The taste of Quan
To the unacquainted, the signage “Quan” may seem like a Chinese name at first glance or even sound as a Spanish word. Asked for the meaning, Chole Cuenca-Chua, the one-half of the mother-daughter tandem that formed this famous native food delicacy brand, said that it simply stood as how it’s used in Filipino parlance.
The word “kwan” is commonly uttered instantaneously by Filipinos when an exact thought or idea escapes one’s memory. It can replace a noun, an adjective, a verb, an adverb… you name it! “Ang kwan ni kwan nag-kwan” (The kwan of kwan had kwan) sounds vague but you’d be surprised how Filipinos can let the conversation flow handsomely despite the widespread use of this substitute word.
Chole admitted that their greatest Waterloo is crafting a name for its products, most especially for its food shop. No amount of brainstorming could pinpoint them to the right name so “kwan” easily came to mind. To make it more attractive, they spelled their brand as Q-U-A-N.
As it turned out, this was the brightest idea after all.

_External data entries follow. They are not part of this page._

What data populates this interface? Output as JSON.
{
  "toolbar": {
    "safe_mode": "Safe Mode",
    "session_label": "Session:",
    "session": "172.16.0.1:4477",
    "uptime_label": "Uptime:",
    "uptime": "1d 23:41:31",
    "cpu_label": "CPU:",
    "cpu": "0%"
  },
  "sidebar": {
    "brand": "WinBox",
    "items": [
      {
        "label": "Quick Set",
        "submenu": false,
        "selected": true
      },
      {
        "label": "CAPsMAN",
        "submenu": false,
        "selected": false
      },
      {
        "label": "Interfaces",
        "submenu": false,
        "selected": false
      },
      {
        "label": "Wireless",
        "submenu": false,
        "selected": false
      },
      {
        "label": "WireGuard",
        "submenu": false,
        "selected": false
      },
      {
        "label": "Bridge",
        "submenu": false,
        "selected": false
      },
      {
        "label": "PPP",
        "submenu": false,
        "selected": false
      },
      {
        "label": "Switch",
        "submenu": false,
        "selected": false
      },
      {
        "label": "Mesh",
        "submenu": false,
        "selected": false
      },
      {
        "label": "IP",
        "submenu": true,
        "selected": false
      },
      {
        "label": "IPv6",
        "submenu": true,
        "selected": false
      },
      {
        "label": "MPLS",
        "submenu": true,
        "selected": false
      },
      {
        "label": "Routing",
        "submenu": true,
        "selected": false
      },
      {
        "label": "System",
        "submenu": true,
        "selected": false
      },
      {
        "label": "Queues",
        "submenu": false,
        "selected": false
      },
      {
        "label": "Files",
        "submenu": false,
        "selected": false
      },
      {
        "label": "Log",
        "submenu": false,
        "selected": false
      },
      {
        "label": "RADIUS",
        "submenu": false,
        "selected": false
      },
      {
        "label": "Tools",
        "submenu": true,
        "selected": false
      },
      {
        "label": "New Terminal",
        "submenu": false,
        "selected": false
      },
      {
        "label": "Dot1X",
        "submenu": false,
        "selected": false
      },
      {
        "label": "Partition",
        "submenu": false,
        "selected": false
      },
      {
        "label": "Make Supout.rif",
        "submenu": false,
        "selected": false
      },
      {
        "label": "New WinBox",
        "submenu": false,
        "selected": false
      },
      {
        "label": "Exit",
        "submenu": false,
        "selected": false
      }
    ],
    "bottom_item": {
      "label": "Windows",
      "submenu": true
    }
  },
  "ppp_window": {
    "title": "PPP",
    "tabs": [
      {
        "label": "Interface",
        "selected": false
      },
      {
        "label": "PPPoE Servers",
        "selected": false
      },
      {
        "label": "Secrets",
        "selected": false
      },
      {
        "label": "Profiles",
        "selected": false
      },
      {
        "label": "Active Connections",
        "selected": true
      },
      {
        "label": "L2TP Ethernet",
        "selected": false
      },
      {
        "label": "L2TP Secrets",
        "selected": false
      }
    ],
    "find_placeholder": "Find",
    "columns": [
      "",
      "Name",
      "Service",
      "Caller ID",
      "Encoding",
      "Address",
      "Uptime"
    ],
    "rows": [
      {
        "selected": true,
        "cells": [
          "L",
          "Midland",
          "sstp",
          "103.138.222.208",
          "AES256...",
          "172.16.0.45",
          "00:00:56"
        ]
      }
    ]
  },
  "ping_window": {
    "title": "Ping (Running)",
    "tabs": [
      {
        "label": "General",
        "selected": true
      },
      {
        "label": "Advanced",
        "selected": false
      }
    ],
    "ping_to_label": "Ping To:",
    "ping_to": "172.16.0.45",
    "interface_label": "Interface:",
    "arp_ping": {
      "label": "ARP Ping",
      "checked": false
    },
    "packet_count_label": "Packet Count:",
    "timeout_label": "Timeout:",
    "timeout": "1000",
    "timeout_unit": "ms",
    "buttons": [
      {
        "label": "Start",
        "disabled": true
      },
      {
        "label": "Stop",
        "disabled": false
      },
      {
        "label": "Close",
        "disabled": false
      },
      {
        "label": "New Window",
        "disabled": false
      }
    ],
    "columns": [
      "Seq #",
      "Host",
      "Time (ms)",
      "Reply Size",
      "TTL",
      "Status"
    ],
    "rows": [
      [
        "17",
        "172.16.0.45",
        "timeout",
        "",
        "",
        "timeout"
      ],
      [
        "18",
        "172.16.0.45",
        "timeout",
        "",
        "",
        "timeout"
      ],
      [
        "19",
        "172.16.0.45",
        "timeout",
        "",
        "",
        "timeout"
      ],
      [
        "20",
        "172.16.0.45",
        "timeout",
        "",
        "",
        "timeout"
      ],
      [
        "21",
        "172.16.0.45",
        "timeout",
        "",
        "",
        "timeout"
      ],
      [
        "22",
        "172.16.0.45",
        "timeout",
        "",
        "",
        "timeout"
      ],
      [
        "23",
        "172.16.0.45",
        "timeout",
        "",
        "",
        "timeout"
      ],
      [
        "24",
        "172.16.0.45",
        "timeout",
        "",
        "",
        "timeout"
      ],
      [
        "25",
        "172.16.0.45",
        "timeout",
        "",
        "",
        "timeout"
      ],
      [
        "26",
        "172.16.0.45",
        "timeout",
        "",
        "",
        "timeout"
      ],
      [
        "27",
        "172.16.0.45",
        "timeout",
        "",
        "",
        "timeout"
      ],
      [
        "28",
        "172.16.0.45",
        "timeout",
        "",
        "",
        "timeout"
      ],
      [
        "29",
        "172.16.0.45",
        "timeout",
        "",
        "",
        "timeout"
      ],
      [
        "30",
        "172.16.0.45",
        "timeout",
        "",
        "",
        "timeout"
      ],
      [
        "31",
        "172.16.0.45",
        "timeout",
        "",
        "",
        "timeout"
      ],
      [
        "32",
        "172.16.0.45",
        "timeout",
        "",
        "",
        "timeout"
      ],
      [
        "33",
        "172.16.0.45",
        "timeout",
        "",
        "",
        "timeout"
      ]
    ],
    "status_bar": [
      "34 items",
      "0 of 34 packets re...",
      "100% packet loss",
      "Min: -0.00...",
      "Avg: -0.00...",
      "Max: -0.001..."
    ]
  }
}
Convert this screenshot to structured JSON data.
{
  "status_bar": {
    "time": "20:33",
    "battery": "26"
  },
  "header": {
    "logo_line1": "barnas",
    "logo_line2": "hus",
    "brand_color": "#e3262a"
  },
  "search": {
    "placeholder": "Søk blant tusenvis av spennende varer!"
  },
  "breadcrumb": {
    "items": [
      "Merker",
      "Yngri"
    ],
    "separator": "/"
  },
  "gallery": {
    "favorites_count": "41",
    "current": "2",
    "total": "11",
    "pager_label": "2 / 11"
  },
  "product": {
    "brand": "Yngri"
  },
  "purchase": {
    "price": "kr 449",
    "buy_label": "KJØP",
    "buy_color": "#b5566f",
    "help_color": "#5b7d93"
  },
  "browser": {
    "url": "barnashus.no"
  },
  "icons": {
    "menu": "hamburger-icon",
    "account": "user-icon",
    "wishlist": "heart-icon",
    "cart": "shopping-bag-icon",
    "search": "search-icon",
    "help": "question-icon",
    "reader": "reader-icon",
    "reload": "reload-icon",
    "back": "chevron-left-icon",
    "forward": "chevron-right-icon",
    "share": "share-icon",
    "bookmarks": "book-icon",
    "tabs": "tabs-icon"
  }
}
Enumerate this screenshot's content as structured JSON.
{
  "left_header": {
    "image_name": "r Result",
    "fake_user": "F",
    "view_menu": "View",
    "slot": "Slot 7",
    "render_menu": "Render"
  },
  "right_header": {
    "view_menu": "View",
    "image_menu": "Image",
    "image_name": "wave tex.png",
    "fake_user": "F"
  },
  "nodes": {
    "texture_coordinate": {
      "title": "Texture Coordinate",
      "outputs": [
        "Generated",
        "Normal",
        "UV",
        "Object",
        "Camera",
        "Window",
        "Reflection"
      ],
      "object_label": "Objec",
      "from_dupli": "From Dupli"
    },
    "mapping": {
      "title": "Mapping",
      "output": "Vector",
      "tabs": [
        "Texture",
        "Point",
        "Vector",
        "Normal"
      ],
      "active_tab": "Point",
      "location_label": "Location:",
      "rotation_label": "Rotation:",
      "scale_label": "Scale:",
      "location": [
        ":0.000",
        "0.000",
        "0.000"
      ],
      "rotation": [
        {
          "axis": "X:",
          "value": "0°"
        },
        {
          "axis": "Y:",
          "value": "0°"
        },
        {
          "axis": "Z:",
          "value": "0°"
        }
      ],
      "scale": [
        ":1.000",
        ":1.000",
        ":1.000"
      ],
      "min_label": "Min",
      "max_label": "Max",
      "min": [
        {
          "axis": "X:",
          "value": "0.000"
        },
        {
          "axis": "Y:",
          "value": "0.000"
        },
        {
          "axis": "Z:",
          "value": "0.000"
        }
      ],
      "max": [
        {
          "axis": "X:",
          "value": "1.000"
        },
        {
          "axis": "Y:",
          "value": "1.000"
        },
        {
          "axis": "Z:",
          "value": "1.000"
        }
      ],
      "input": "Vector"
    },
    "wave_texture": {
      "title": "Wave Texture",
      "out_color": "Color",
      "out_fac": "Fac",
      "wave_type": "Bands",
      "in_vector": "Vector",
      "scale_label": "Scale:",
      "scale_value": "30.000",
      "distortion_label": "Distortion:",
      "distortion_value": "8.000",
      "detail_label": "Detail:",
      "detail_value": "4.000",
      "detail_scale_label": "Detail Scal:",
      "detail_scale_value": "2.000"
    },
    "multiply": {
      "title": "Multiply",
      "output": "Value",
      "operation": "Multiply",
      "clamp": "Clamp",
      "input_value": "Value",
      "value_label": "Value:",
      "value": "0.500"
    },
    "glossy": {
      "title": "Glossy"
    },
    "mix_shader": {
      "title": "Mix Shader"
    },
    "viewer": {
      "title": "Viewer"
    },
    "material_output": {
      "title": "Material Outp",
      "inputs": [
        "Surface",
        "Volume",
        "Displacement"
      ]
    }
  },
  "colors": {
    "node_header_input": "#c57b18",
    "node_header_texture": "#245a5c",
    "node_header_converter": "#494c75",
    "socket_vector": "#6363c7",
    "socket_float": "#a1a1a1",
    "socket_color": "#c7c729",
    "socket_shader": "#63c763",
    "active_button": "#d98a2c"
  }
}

Quan became a catchy brand and anecdote after anecdote spread in Bacolod like wildfire. “Where are you heading?” one would ask. The answer “to Quan” gets people confused, irritated, puzzled and mystified. Others found the humor at such reply and used this circumstance to tease the interrogator even more.
Established in the 1980’s, Quan has become a Bacolod fixture that it eventually branched out to Quezon City. So, when it comes to delicious and quality-made native delicacies, Quan is the definite answer.
It is such a fortunate thing that the venue of my first meeting with the Negrense Blogging Society, Inc. (NBSI) was held in Quan-La Salle Avenue, with no less than Chole herself and her mom Agnes Cuenca present to host this intimate gathering. There we heard first-hand the various stories behind the colorful history of Quan.
As soon as I arrived and was introduced to all present, Chole handed me a copy of “Tita’s Book of Favorite Recipes”. It is a compilation of the recipes of Conchita Cuenca, or Tita Conchita, a culinary legend of Bacolod.
At one corner, I spotted an assortment of Filipino delicacies prepared on the table — dinuguan (pig’s blood soup) and puto, palabok, napoleones, cassava cake, alupi, some cupcakes (turned out they were brazo de mercedes cupcakes), and a Christmas cherry cake. While waiting for the others to arrive, we took the opportunity to take photos of the food that we would be feasting on.
And while taking pictures, getting our food, and having our fill, we listened to Agnes Cuenca telling us how she came up with the putopao, a food she invented and coined but couldn’t claim for trademark.
I wanted to go back to the table for another serving, so I could also try the sausage roll and the guava cupcake, but I was really stuffed with all the food I ate. I sneaked at the store’s display and bought my favorite Filipino delicacy, the inday-inday or the Tagalog’s version of palitaw. When I returned to the table, I was surprised to find that we were all given a Christmas cherry cake and a box of napoleones. So I took the taste of Quan home to share with my family.
When you happen to be in Bacolod, know that Quan is a proper name. Common as it may sound, it is a unique restaurant in a city where food and sweets abound.